All entries need to be written out verbatim, with pictures omitted.

Top of AVAILABLE RECORDS

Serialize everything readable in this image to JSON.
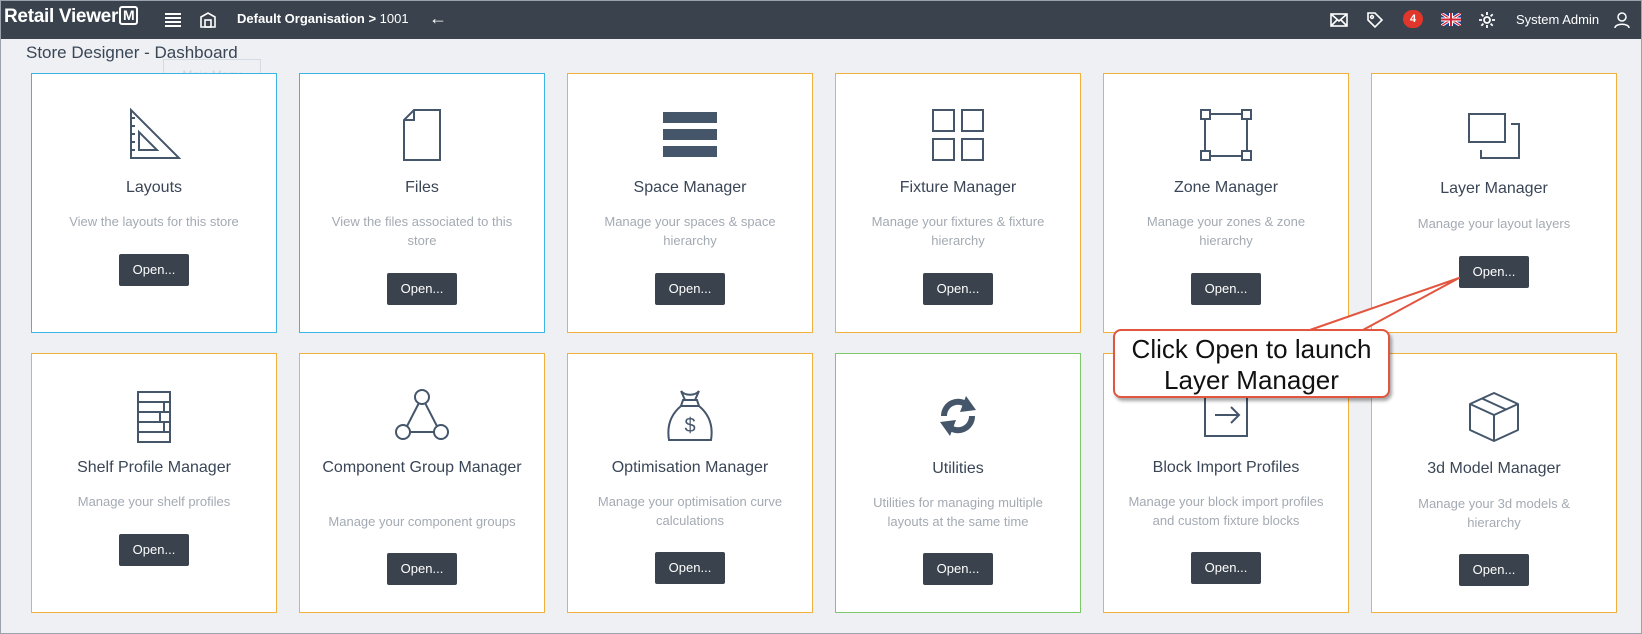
{
  "topbar": {
    "logo_text": "Retail Viewer",
    "logo_badge": "M",
    "breadcrumb": "Default Organisation > ",
    "store_number": "1001",
    "notification_count": "4",
    "user_name": "System Admin"
  },
  "page": {
    "title": "Store Designer - Dashboard",
    "ghost_label": "Main Menu"
  },
  "open_label": "Open...",
  "cards": [
    {
      "title": "Layouts",
      "desc": "View the layouts for this store"
    },
    {
      "title": "Files",
      "desc": "View the files associated to this store"
    },
    {
      "title": "Space Manager",
      "desc": "Manage your spaces & space hierarchy"
    },
    {
      "title": "Fixture Manager",
      "desc": "Manage your fixtures & fixture hierarchy"
    },
    {
      "title": "Zone Manager",
      "desc": "Manage your zones & zone hierarchy"
    },
    {
      "title": "Layer Manager",
      "desc": "Manage your layout layers"
    },
    {
      "title": "Shelf Profile Manager",
      "desc": "Manage your shelf profiles"
    },
    {
      "title": "Component Group Manager",
      "desc": "Manage your component groups"
    },
    {
      "title": "Optimisation Manager",
      "desc": "Manage your optimisation curve calculations"
    },
    {
      "title": "Utilities",
      "desc": "Utilities for managing multiple layouts at the same time"
    },
    {
      "title": "Block Import Profiles",
      "desc": "Manage your block import profiles and custom fixture blocks"
    },
    {
      "title": "3d Model Manager",
      "desc": "Manage your 3d models & hierarchy"
    }
  ],
  "callout": {
    "line1": "Click Open to launch",
    "line2": "Layer Manager"
  },
  "colors": {
    "topbar": "#3a434d",
    "card_border_orange": "#f0b13c",
    "card_border_blue": "#3cb4e5",
    "card_border_green": "#7cc86a",
    "badge": "#e0362c",
    "callout_border": "#e2553f"
  },
  "icons": [
    "layout-icon",
    "file-icon",
    "space-manager-icon",
    "fixture-grid-icon",
    "zone-icon",
    "layers-icon",
    "shelf-profile-icon",
    "component-group-icon",
    "money-bag-icon",
    "refresh-icon",
    "import-icon",
    "cube-icon"
  ]
}
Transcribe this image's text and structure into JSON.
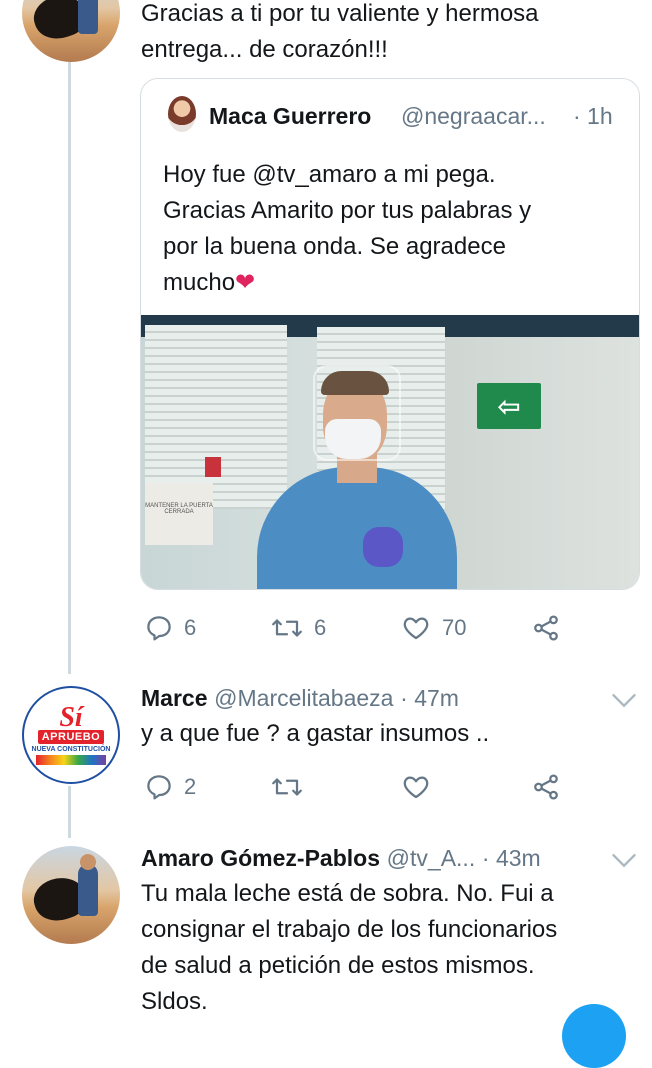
{
  "reply1": {
    "text_lines": [
      "Gracias a ti por tu valiente y hermosa",
      "entrega... de corazón!!!"
    ]
  },
  "quoted_tweet": {
    "name": "Maca Guerrero",
    "handle": "@negraacar...",
    "time": "· 1h",
    "text_lines": [
      "Hoy fue @tv_amaro a mi pega.",
      "Gracias Amarito por tus palabras y",
      "por la buena onda. Se agradece",
      "mucho"
    ],
    "emoji": "❤",
    "photo": {
      "exit_sign": "⇦",
      "door_note": "MANTENER LA PUERTA CERRADA"
    }
  },
  "tweet1_actions": {
    "replies": "6",
    "retweets": "6",
    "likes": "70"
  },
  "tweet2": {
    "name": "Marce",
    "handle": "@Marcelitabaeza",
    "time": "· 47m",
    "text": "y a que fue ?  a gastar insumos ..",
    "avatar": {
      "si": "Sí",
      "word": "APRUEBO",
      "sub": "NUEVA CONSTITUCIÓN"
    },
    "actions": {
      "replies": "2",
      "retweets": "",
      "likes": ""
    }
  },
  "tweet3": {
    "name": "Amaro Gómez-Pablos",
    "handle": "@tv_A...",
    "time": "· 43m",
    "text_lines": [
      "Tu mala leche está de sobra. No. Fui a",
      "consignar el trabajo de los funcionarios",
      "de salud a petición de estos mismos.",
      "Sldos."
    ]
  },
  "colors": {
    "text": "#14171a",
    "muted": "#657786",
    "border": "#d6dde2",
    "thread": "#cfd9de",
    "like": "#e0245e",
    "accent": "#1da1f2"
  },
  "icons": [
    "reply-icon",
    "retweet-icon",
    "like-icon",
    "share-icon",
    "chevron-down-icon"
  ]
}
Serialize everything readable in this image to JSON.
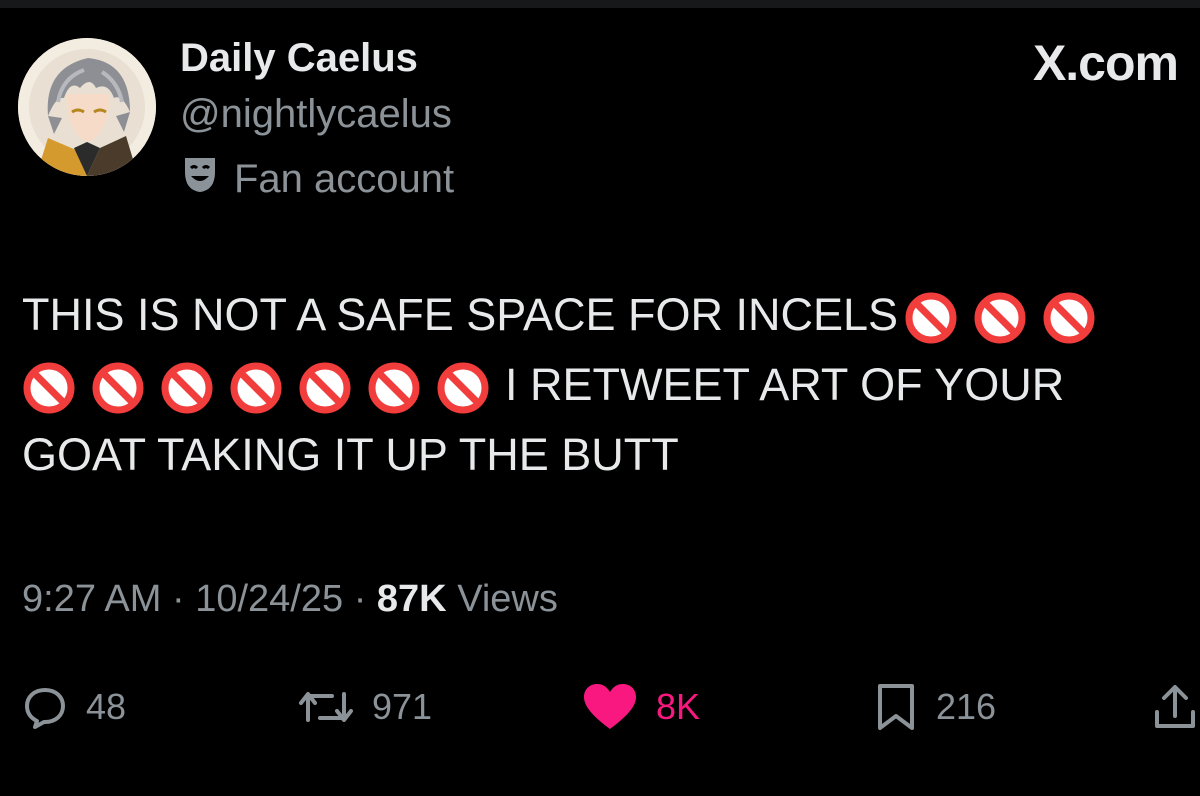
{
  "header": {
    "display_name": "Daily Caelus",
    "handle": "@nightlycaelus",
    "account_label": "Fan account",
    "account_label_icon": "theater-masks-icon",
    "brand": "X.com"
  },
  "tweet": {
    "lines": [
      {
        "text": "THIS IS NOT A SAFE SPACE FOR INCELS",
        "emoji_after": 3
      },
      {
        "emoji_before": 7,
        "text": "I RETWEET ART OF YOUR"
      },
      {
        "text": "GOAT TAKING IT UP THE BUTT"
      }
    ],
    "emoji": "🚫"
  },
  "meta": {
    "time": "9:27 AM",
    "date": "10/24/25",
    "views_count": "87K",
    "views_label": "Views",
    "separator": "·"
  },
  "actions": {
    "replies": "48",
    "retweets": "971",
    "likes": "8K",
    "bookmarks": "216",
    "like_color": "#f91880",
    "icon_color": "#8b9298"
  }
}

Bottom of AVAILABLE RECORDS

[ANSWER AREA]
Serialize everything readable in this image to JSON.
{
  "topbar": {
    "logo_text": "Retail Viewer",
    "logo_badge": "M",
    "breadcrumb": "Default Organisation > ",
    "store_number": "1001",
    "notification_count": "4",
    "user_name": "System Admin"
  },
  "page": {
    "title": "Store Designer - Dashboard",
    "ghost_label": "Main Menu"
  },
  "open_label": "Open...",
  "cards": [
    {
      "title": "Layouts",
      "desc": "View the layouts for this store"
    },
    {
      "title": "Files",
      "desc": "View the files associated to this store"
    },
    {
      "title": "Space Manager",
      "desc": "Manage your spaces & space hierarchy"
    },
    {
      "title": "Fixture Manager",
      "desc": "Manage your fixtures & fixture hierarchy"
    },
    {
      "title": "Zone Manager",
      "desc": "Manage your zones & zone hierarchy"
    },
    {
      "title": "Layer Manager",
      "desc": "Manage your layout layers"
    },
    {
      "title": "Shelf Profile Manager",
      "desc": "Manage your shelf profiles"
    },
    {
      "title": "Component Group Manager",
      "desc": "Manage your component groups"
    },
    {
      "title": "Optimisation Manager",
      "desc": "Manage your optimisation curve calculations"
    },
    {
      "title": "Utilities",
      "desc": "Utilities for managing multiple layouts at the same time"
    },
    {
      "title": "Block Import Profiles",
      "desc": "Manage your block import profiles and custom fixture blocks"
    },
    {
      "title": "3d Model Manager",
      "desc": "Manage your 3d models & hierarchy"
    }
  ],
  "callout": {
    "line1": "Click Open to launch",
    "line2": "Layer Manager"
  },
  "colors": {
    "topbar": "#3a434d",
    "card_border_orange": "#f0b13c",
    "card_border_blue": "#3cb4e5",
    "card_border_green": "#7cc86a",
    "badge": "#e0362c",
    "callout_border": "#e2553f"
  },
  "icons": [
    "layout-icon",
    "file-icon",
    "space-manager-icon",
    "fixture-grid-icon",
    "zone-icon",
    "layers-icon",
    "shelf-profile-icon",
    "component-group-icon",
    "money-bag-icon",
    "refresh-icon",
    "import-icon",
    "cube-icon"
  ]
}
Transcribe this image's text and structure into JSON.
{
  "reply1": {
    "text_lines": [
      "Gracias a ti por tu valiente y hermosa",
      "entrega... de corazón!!!"
    ]
  },
  "quoted_tweet": {
    "name": "Maca Guerrero",
    "handle": "@negraacar...",
    "time": "· 1h",
    "text_lines": [
      "Hoy fue @tv_amaro a mi pega.",
      "Gracias Amarito por tus palabras y",
      "por la buena onda. Se agradece",
      "mucho"
    ],
    "emoji": "❤",
    "photo": {
      "exit_sign": "⇦",
      "door_note": "MANTENER LA PUERTA CERRADA"
    }
  },
  "tweet1_actions": {
    "replies": "6",
    "retweets": "6",
    "likes": "70"
  },
  "tweet2": {
    "name": "Marce",
    "handle": "@Marcelitabaeza",
    "time": "· 47m",
    "text": "y a que fue ?  a gastar insumos ..",
    "avatar": {
      "si": "Sí",
      "word": "APRUEBO",
      "sub": "NUEVA CONSTITUCIÓN"
    },
    "actions": {
      "replies": "2",
      "retweets": "",
      "likes": ""
    }
  },
  "tweet3": {
    "name": "Amaro Gómez-Pablos",
    "handle": "@tv_A...",
    "time": "· 43m",
    "text_lines": [
      "Tu mala leche está de sobra. No. Fui a",
      "consignar el trabajo de los funcionarios",
      "de salud a petición de estos mismos.",
      "Sldos."
    ]
  },
  "colors": {
    "text": "#14171a",
    "muted": "#657786",
    "border": "#d6dde2",
    "thread": "#cfd9de",
    "like": "#e0245e",
    "accent": "#1da1f2"
  },
  "icons": [
    "reply-icon",
    "retweet-icon",
    "like-icon",
    "share-icon",
    "chevron-down-icon"
  ]
}
Serialize everything readable in this image to JSON.
{
  "header": {
    "display_name": "Daily Caelus",
    "handle": "@nightlycaelus",
    "account_label": "Fan account",
    "account_label_icon": "theater-masks-icon",
    "brand": "X.com"
  },
  "tweet": {
    "lines": [
      {
        "text": "THIS IS NOT A SAFE SPACE FOR INCELS",
        "emoji_after": 3
      },
      {
        "emoji_before": 7,
        "text": "I RETWEET ART OF YOUR"
      },
      {
        "text": "GOAT TAKING IT UP THE BUTT"
      }
    ],
    "emoji": "🚫"
  },
  "meta": {
    "time": "9:27 AM",
    "date": "10/24/25",
    "views_count": "87K",
    "views_label": "Views",
    "separator": "·"
  },
  "actions": {
    "replies": "48",
    "retweets": "971",
    "likes": "8K",
    "bookmarks": "216",
    "like_color": "#f91880",
    "icon_color": "#8b9298"
  }
}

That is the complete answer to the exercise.